After Today host Matt Lauer was fired on Tuesday, November 28th, over accusations of sexual misconduct, NBC has received more complaints against him. One account claims that Lauer sexually assaulted an NBC employee in his office, and the woman subsequently sought medical treatment.
The employee — who chose to remain nameless — told The New York Times that Lauer summoned her to his office in 2001, at which time he told her to unbutton her blouse, bent her over a chair, and proceeded to sexually assault her. She said she passed out from the trauma of the encounter, and had to be taken to the on-site nurse (Rockefeller Center has an on-site medical staff). The victim said she felt helpless at the time and declined to report the incident to authorities or higher-ups because she was afraid of losing her job.
NBC officials confirmed that at least two more employees have made accusations against Lauer following the initial complaint against him. The network also confirmed that the initial report filed against Lauer accused him of inappropriate sexual advances during the 2014 Winter Olympics in Sochi, Russia.

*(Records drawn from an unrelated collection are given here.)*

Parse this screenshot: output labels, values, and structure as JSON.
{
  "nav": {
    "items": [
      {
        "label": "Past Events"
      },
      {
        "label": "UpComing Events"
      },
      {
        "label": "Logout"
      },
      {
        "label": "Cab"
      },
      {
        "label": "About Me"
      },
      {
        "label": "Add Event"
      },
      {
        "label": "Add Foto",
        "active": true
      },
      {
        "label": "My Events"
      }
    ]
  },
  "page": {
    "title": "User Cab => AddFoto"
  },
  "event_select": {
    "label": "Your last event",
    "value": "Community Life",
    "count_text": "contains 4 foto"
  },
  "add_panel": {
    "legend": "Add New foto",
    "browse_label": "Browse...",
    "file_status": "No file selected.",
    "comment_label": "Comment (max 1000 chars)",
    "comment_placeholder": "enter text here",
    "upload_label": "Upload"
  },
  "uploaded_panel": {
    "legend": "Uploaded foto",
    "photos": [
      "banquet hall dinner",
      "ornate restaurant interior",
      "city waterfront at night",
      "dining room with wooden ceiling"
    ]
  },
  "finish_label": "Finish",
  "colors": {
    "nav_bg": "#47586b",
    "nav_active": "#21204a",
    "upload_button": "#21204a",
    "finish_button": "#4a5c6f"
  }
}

Variety has since reported that Lauer’s victims included at least three NBC staffers, and sources in the piece allege that Lauer routinely made sexual comments to and about his female coworkers, on one occasion comparing a colleague’s work performance to her sexual abilities. The article also details accusations that Lauer gave a sex toy to a female colleague and exposed himself to another without her consent.
Lauer issued a statement on November 30th apologizing for the pain he has caused, which was read on Today by his former cohosts. Lauer said that some of the allegations against him were not true or misrepresented, but added “there is enough truth in these stories to make me feel embarrassed and ashamed.”
At the end of the day, it’s not enough that Lauer feels ashamed; he needs to be held accountable as well. Sadly, Lauer is just one of many men in recent weeks who have been accused of sexual misconduct and failed to accept full responsibility.
Men like Lauer need to do better, and until they do, we will stand by their victims — no matter what.